The Naked Violin
Playing and talking about the violin: Luslawice Variations by Paul Petterson; Bach: Solo Violin Sonata No 1, BWV 1001 and Partita No 3, BWV 1006; Eugène Isaÿe: Sonata in D minor, Op 27 No 3 ‘Ballade’
Tasmin Little (violin)
Sunday 22 May, 3pm
Tasmin Little is in New Zealand as one of the adjudicators for the Michael Hill International Violin Competition, but she has also played the Sibelius Concerto with the Auckland Philharmonia Orchestra and a solo concert in Christchurch in the place of a concert with the Christchurch Symphony Orchestra since the earthquake damaged the Town Hall.
Her Naked Violin performances was arranged in Hamilton and Wellington through the chamber music societies in each city.
It is encouraging that eminent musicians such as Little are more often being invited to perform in contexts additional to the main purpose of their visit, in other places around the country. Too often in the past, players of international renown come to play a concerto with an orchestra, but no effort is made to set up solo recitals for them, even in the city in which they play.
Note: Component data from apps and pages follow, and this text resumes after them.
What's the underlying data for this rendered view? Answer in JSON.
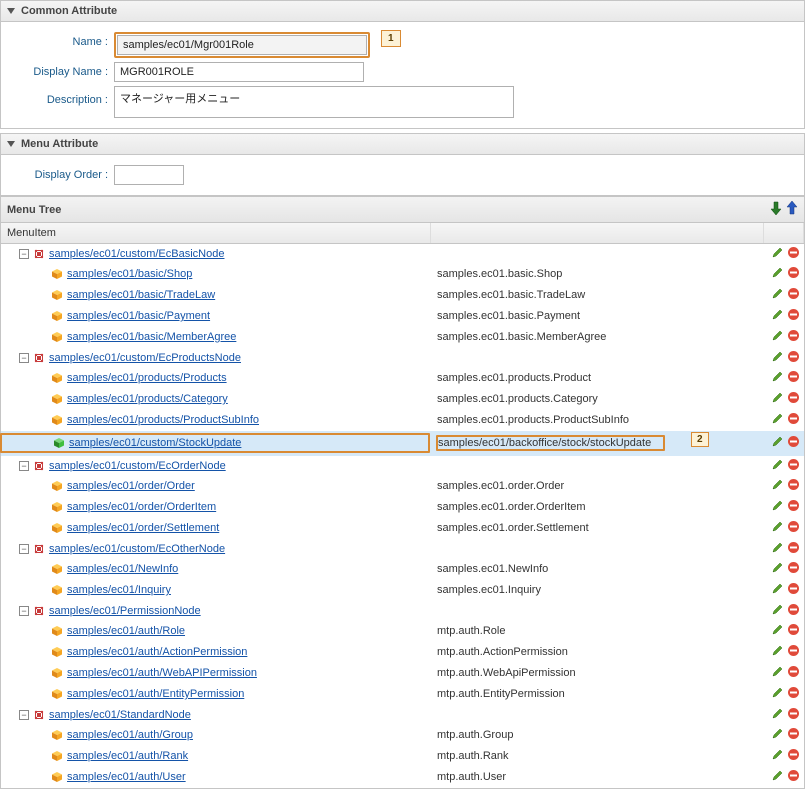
{
  "commonAttr": {
    "header": "Common Attribute",
    "name_label": "Name :",
    "name_value": "samples/ec01/Mgr001Role",
    "displayname_label": "Display Name :",
    "displayname_value": "MGR001ROLE",
    "description_label": "Description :",
    "description_value": "マネージャー用メニュー",
    "callout1": "1"
  },
  "menuAttr": {
    "header": "Menu Attribute",
    "displayorder_label": "Display Order :",
    "displayorder_value": ""
  },
  "menuTree": {
    "header": "Menu Tree",
    "col_menuitem": "MenuItem",
    "nodes": [
      {
        "type": "folder",
        "level": 0,
        "label": "samples/ec01/custom/EcBasicNode"
      },
      {
        "type": "item",
        "level": 1,
        "label": "samples/ec01/basic/Shop",
        "path": "samples.ec01.basic.Shop"
      },
      {
        "type": "item",
        "level": 1,
        "label": "samples/ec01/basic/TradeLaw",
        "path": "samples.ec01.basic.TradeLaw"
      },
      {
        "type": "item",
        "level": 1,
        "label": "samples/ec01/basic/Payment",
        "path": "samples.ec01.basic.Payment"
      },
      {
        "type": "item",
        "level": 1,
        "label": "samples/ec01/basic/MemberAgree",
        "path": "samples.ec01.basic.MemberAgree"
      },
      {
        "type": "folder",
        "level": 0,
        "label": "samples/ec01/custom/EcProductsNode"
      },
      {
        "type": "item",
        "level": 1,
        "label": "samples/ec01/products/Products",
        "path": "samples.ec01.products.Product"
      },
      {
        "type": "item",
        "level": 1,
        "label": "samples/ec01/products/Category",
        "path": "samples.ec01.products.Category"
      },
      {
        "type": "item",
        "level": 1,
        "label": "samples/ec01/products/ProductSubInfo",
        "path": "samples.ec01.products.ProductSubInfo"
      },
      {
        "type": "selected",
        "level": 1,
        "label": "samples/ec01/custom/StockUpdate",
        "path": "samples/ec01/backoffice/stock/stockUpdate",
        "callout": "2"
      },
      {
        "type": "folder",
        "level": 0,
        "label": "samples/ec01/custom/EcOrderNode"
      },
      {
        "type": "item",
        "level": 1,
        "label": "samples/ec01/order/Order",
        "path": "samples.ec01.order.Order"
      },
      {
        "type": "item",
        "level": 1,
        "label": "samples/ec01/order/OrderItem",
        "path": "samples.ec01.order.OrderItem"
      },
      {
        "type": "item",
        "level": 1,
        "label": "samples/ec01/order/Settlement",
        "path": "samples.ec01.order.Settlement"
      },
      {
        "type": "folder",
        "level": 0,
        "label": "samples/ec01/custom/EcOtherNode"
      },
      {
        "type": "item",
        "level": 1,
        "label": "samples/ec01/NewInfo",
        "path": "samples.ec01.NewInfo"
      },
      {
        "type": "item",
        "level": 1,
        "label": "samples/ec01/Inquiry",
        "path": "samples.ec01.Inquiry"
      },
      {
        "type": "folder",
        "level": 0,
        "label": "samples/ec01/PermissionNode"
      },
      {
        "type": "item",
        "level": 1,
        "label": "samples/ec01/auth/Role",
        "path": "mtp.auth.Role"
      },
      {
        "type": "item",
        "level": 1,
        "label": "samples/ec01/auth/ActionPermission",
        "path": "mtp.auth.ActionPermission"
      },
      {
        "type": "item",
        "level": 1,
        "label": "samples/ec01/auth/WebAPIPermission",
        "path": "mtp.auth.WebApiPermission"
      },
      {
        "type": "item",
        "level": 1,
        "label": "samples/ec01/auth/EntityPermission",
        "path": "mtp.auth.EntityPermission"
      },
      {
        "type": "folder",
        "level": 0,
        "label": "samples/ec01/StandardNode"
      },
      {
        "type": "item",
        "level": 1,
        "label": "samples/ec01/auth/Group",
        "path": "mtp.auth.Group"
      },
      {
        "type": "item",
        "level": 1,
        "label": "samples/ec01/auth/Rank",
        "path": "mtp.auth.Rank"
      },
      {
        "type": "item",
        "level": 1,
        "label": "samples/ec01/auth/User",
        "path": "mtp.auth.User"
      }
    ]
  }
}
Interviews on both National Radio and RNZ Concert during the past week revealed an engaging and sparkling personality and they may well have led to a full Ilott Theatre. Her routine involves no comedy one-liners or risqué gags – ‘Naked’ was clearly sufficient enticement.
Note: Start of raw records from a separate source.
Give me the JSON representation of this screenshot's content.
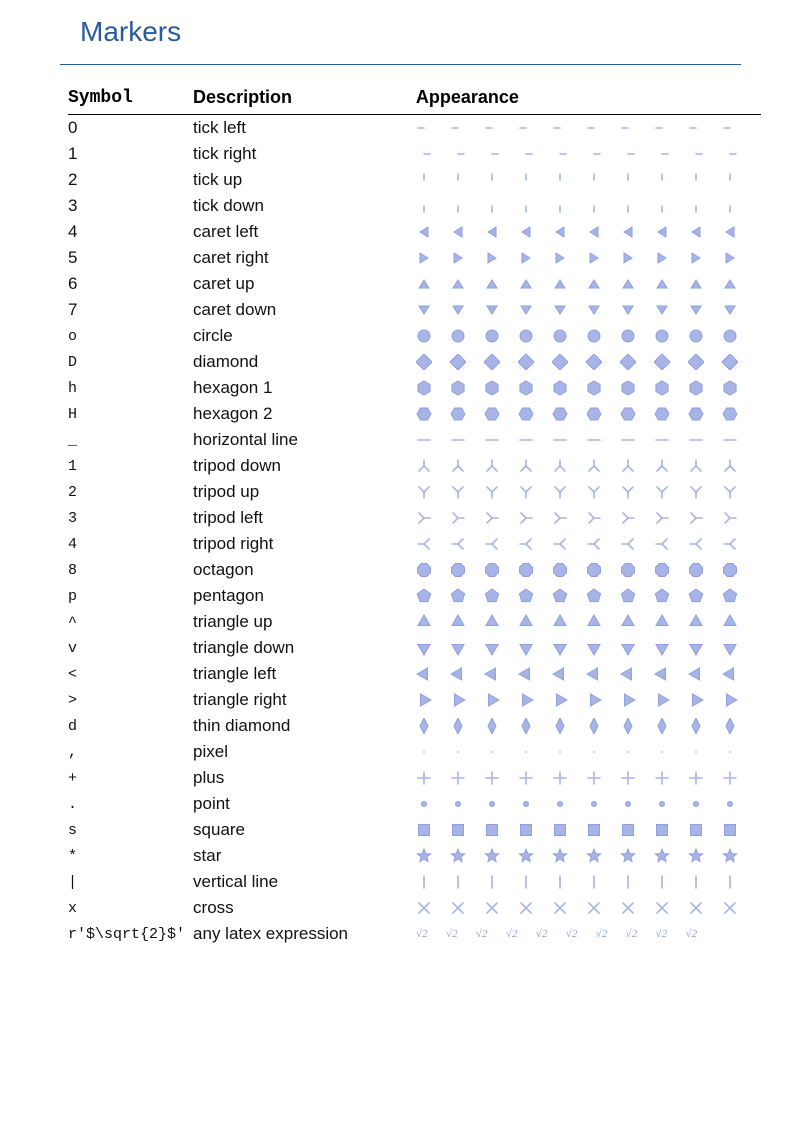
{
  "title": "Markers",
  "marker_color": "#a9b4e6",
  "marker_count": 10,
  "columns": {
    "symbol": "Symbol",
    "description": "Description",
    "appearance": "Appearance"
  },
  "rows": [
    {
      "symbol": "0",
      "big": true,
      "description": "tick left",
      "shape": "tickleft"
    },
    {
      "symbol": "1",
      "big": true,
      "description": "tick right",
      "shape": "tickright"
    },
    {
      "symbol": "2",
      "big": true,
      "description": "tick up",
      "shape": "tickup"
    },
    {
      "symbol": "3",
      "big": true,
      "description": "tick down",
      "shape": "tickdown"
    },
    {
      "symbol": "4",
      "big": true,
      "description": "caret left",
      "shape": "caretleft"
    },
    {
      "symbol": "5",
      "big": true,
      "description": "caret right",
      "shape": "caretright"
    },
    {
      "symbol": "6",
      "big": true,
      "description": "caret up",
      "shape": "caretup"
    },
    {
      "symbol": "7",
      "big": true,
      "description": "caret down",
      "shape": "caretdown"
    },
    {
      "symbol": "o",
      "big": false,
      "description": "circle",
      "shape": "circle"
    },
    {
      "symbol": "D",
      "big": false,
      "description": "diamond",
      "shape": "diamond"
    },
    {
      "symbol": "h",
      "big": false,
      "description": "hexagon 1",
      "shape": "hex1"
    },
    {
      "symbol": "H",
      "big": false,
      "description": "hexagon 2",
      "shape": "hex2"
    },
    {
      "symbol": "_",
      "big": false,
      "description": "horizontal line",
      "shape": "hline"
    },
    {
      "symbol": "1",
      "big": false,
      "description": "tripod down",
      "shape": "tridown"
    },
    {
      "symbol": "2",
      "big": false,
      "description": "tripod up",
      "shape": "triup"
    },
    {
      "symbol": "3",
      "big": false,
      "description": "tripod left",
      "shape": "trileft"
    },
    {
      "symbol": "4",
      "big": false,
      "description": "tripod right",
      "shape": "triright"
    },
    {
      "symbol": "8",
      "big": false,
      "description": "octagon",
      "shape": "octagon"
    },
    {
      "symbol": "p",
      "big": false,
      "description": "pentagon",
      "shape": "pentagon"
    },
    {
      "symbol": "^",
      "big": false,
      "description": "triangle up",
      "shape": "tup"
    },
    {
      "symbol": "v",
      "big": false,
      "description": "triangle down",
      "shape": "tdown"
    },
    {
      "symbol": "<",
      "big": false,
      "description": "triangle left",
      "shape": "tleft"
    },
    {
      "symbol": ">",
      "big": false,
      "description": "triangle right",
      "shape": "tright"
    },
    {
      "symbol": "d",
      "big": false,
      "description": "thin diamond",
      "shape": "thindiamond"
    },
    {
      "symbol": ",",
      "big": false,
      "description": "pixel",
      "shape": "pixel"
    },
    {
      "symbol": "+",
      "big": false,
      "description": "plus",
      "shape": "plus"
    },
    {
      "symbol": ".",
      "big": false,
      "description": "point",
      "shape": "point"
    },
    {
      "symbol": "s",
      "big": false,
      "description": "square",
      "shape": "square"
    },
    {
      "symbol": "*",
      "big": false,
      "description": "star",
      "shape": "star"
    },
    {
      "symbol": "|",
      "big": false,
      "description": "vertical line",
      "shape": "vline"
    },
    {
      "symbol": "x",
      "big": false,
      "description": "cross",
      "shape": "cross"
    },
    {
      "symbol": "r'$\\sqrt{2}$'",
      "big": false,
      "description": "any latex expression",
      "shape": "latex",
      "latex_text": "√2"
    }
  ]
}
After explaining what she aimed to do she took us step by step through the first piece, named for the place of a Polish chamber music festival, by English composer Paul Patterson. By the time the performance arrived the themes that she’d laid out sounded like old favourites (almost). It was no doubt chosen for the range of violinist playing devices that it demands, from left hand pizzicato to spiccato and false harmonics through the length of each string.
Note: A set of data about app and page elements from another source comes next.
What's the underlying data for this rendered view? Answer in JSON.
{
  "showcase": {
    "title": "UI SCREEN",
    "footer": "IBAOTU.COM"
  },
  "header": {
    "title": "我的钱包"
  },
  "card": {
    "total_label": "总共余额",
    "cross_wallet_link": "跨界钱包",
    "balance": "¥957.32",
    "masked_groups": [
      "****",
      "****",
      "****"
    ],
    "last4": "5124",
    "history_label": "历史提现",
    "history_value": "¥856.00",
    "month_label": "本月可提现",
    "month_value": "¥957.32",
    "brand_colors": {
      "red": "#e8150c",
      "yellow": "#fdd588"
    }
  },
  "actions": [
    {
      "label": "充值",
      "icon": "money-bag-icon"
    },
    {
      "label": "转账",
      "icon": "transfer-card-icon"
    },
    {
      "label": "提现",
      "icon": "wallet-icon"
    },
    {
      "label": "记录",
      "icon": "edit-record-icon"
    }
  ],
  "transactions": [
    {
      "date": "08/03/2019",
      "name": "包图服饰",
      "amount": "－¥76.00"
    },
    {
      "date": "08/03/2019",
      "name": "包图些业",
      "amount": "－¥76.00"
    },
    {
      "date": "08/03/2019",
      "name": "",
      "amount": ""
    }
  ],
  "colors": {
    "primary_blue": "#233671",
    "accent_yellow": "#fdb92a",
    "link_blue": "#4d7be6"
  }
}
Parts of two Bach solo violin pieces followed. Two movements each from the Sonata No 1 in G minor and the Partita No 2 in E minor. Her playing is personally undemonstrative; rather, its impact on the audience came from its obvious and straightforward urge to make contact musically with the audience, just as she had through her open and self-effacing dialogue with them.
In the middle of the programme Tasmin invited questions from the floor about anything relating to the violin, the music or to her own experiences and intentions. That resulted in some interesting questions, and answers, about ‘historically-informed’ performance, how Bach would find performances of his music today, the way the performer might alter what the composer had in mind, how she managed to achieve success as a performer. Her reply to the small girl’s question, what was ‘her favourite song’ when she was young, might not have meant a lot to her (a piece by Delius).
Her last piece was the third solo violin sonata by Eugène Isaÿe; though I’ve heard it played several times and admire many aspects, it still sounds more like a very elaborate cadenza which I expect to end with the awaited ‘cadence’ that allows the orchestra to re-enter the fray. However, the performance was, like all her other playing, marked by an unostentatious mastery and a musicality that drew attention simply to the musical qualities of the piece.